The stated purpose for inquires is to gain greater depth and understanding of an analyst’s research and opinions. As always, you should review the currently published materials before scheduling a briefing. However, inquiry can provide insights into an analysts’ work-in-progress and allow you to Continue reading
Filed under: Inquiry, Research Consumer | 1 Comment »
Posted on April 16, 2008 by SageCircle
For the most part the SageCircle blog concentrates how various members of the tech analyst ecosystem interact more effectively with the analysts (e.g., AR best practices and research consumer tips). This post is an experiment to give the community a chance to give a few friendly tips to the analysts.
SageCircle heavily encourages the use of inquiry for both communications and IT vendor AR teams and end-user client researcher consumers. While most analysts are well prepared for inquires we have personally experienced and received comments from members of the analyst ecosystem about those analysts that might have needed a bit more coffee before getting on the phone. One not so amusing story is the analyst who could not discuss the research he had written, could not remember writing it and Continue reading
Filed under: Inquiry, Research Consumer | 1 Comment »
Posted on April 9, 2008 by SageCircle
Now for something completely different… offering the analysts a vendor compliment in lieu of a complaint. Advisory analysts at major firms build their opinions based more on client feedback than on research evaluations. They generally do not do lab analysis or specific competitive research. That means that the perceptions they have of the products may be more highly colored by negative customer comments heard during client phone-based inquiries than reality would suggest.
SageCircle Technique: My suggestion to IT managers is that you Continue reading
Filed under: Inquiry, Research Consumer | Comments Off on For IT managers – It’s “Praise Your Vendor” Inquiry Day
Posted on April 2, 2008 by SageCircle
We have repeated stressed the importance of inquiry, both from the role of the vendor and that of the research consumer.

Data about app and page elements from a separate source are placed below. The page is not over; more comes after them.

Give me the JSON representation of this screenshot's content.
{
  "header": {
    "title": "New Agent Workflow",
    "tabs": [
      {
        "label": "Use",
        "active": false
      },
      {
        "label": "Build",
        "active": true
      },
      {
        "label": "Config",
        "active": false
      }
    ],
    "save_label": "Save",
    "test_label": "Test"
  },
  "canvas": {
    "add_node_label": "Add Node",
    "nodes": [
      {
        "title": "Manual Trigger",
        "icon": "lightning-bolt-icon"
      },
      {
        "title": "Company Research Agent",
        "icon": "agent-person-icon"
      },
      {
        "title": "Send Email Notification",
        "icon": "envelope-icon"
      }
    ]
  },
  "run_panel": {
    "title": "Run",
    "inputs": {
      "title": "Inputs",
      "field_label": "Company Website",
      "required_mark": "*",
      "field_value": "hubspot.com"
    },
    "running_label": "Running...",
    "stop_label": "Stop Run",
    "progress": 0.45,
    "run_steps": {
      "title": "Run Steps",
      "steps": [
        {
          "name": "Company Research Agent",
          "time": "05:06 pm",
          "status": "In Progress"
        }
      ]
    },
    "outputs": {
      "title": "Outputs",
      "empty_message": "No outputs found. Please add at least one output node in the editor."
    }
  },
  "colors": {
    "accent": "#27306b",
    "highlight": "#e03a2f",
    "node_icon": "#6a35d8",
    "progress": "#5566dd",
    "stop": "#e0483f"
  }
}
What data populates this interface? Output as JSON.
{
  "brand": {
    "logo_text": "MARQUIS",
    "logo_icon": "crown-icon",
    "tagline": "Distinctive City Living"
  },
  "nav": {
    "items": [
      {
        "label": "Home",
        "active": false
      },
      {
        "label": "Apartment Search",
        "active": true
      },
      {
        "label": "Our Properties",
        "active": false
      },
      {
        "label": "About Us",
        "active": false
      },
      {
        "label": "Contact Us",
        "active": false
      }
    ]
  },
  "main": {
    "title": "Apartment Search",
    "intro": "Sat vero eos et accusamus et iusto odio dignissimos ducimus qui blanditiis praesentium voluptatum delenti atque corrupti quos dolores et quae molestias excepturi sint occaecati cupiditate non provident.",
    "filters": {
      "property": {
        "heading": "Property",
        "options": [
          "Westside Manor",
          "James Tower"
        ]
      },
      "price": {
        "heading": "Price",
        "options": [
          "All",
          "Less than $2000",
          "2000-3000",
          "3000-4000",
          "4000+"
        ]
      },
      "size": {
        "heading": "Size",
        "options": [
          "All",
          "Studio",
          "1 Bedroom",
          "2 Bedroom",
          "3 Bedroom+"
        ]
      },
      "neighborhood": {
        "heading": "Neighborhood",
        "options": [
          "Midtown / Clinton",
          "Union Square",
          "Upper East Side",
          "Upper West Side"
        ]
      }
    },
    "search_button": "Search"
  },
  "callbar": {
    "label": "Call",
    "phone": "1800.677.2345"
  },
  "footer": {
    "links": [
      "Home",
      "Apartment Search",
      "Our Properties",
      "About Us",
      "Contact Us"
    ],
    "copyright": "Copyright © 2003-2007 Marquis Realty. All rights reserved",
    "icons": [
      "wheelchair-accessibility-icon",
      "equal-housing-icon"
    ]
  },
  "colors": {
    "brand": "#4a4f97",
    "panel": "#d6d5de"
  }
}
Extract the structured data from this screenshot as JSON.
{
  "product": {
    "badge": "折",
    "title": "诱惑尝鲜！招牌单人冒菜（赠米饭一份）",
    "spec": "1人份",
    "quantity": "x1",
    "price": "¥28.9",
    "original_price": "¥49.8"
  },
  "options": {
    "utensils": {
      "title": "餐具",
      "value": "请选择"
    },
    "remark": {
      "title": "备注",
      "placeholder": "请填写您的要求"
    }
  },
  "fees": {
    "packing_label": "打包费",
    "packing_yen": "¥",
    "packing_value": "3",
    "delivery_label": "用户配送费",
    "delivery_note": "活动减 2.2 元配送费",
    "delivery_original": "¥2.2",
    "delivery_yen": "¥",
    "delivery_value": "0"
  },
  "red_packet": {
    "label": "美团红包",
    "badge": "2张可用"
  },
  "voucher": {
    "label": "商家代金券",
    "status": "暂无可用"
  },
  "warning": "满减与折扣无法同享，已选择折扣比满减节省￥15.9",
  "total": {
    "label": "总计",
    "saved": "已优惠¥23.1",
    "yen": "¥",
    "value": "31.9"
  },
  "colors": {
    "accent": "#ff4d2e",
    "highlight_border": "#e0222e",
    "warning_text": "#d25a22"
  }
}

Obviously it can be used to obtain information as well as inform the analyst. Another aspect of inquiry is the use of it to influence the research agenda of an analyst or a firm on behalf of either IT clients or vendors.
From the IT client perspective it can be very valuable to align the research agenda in the direction of your specific research needs. Analysts rate client inquiry highly in understanding the market direction. Your questions and observations, coupled with those of other clients, often cause shifts in the planned Continue reading
Filed under: AR best practices, Inquiry, Research Consumer | Comments Off on Using inquiry… Influence the analysts’ research agenda
Posted on March 19, 2008 by SageCircle
SageCircle constantly recommends that communications and IT vendors take advantage of their inquiry privileges with analysts and actively work this activity into their interactions plan. In last Saturday’s post (click here) we encouraged startups to use inquiry and suggested some techniques that are valid for all vendors.
Inquiries are a great way to stay “top of mind” with your key analysts between major events or announcements. In addition, you can use inquiry to enhance the analyst relationship as long as you avoid idle chit-chat and ask questions of substance.
Some potential topics that might be appropriate for a vendor inquiry with an analyst might include Continue reading
Filed under: AR best practices, Inquiry, Research Consumer | Comments Off on Potential analyst inquiry topics for IT and communications vendors
Posted on March 15, 2008 by SageCircle
Startups agonize about buying analyst services – influenced by the myth that analysts are pay-to-play – but then underutilize what they bought. As we always say, it is what you do with the contract that gets you the benefit, not the act of writing a check.
One of the biggest crimes is not using that retainer-based analyst service (e.g., Gartner Core Research or Forrester WholeView) that you spent the big bucks to Continue reading
Filed under: Inquiry, Startups | 1 Comment »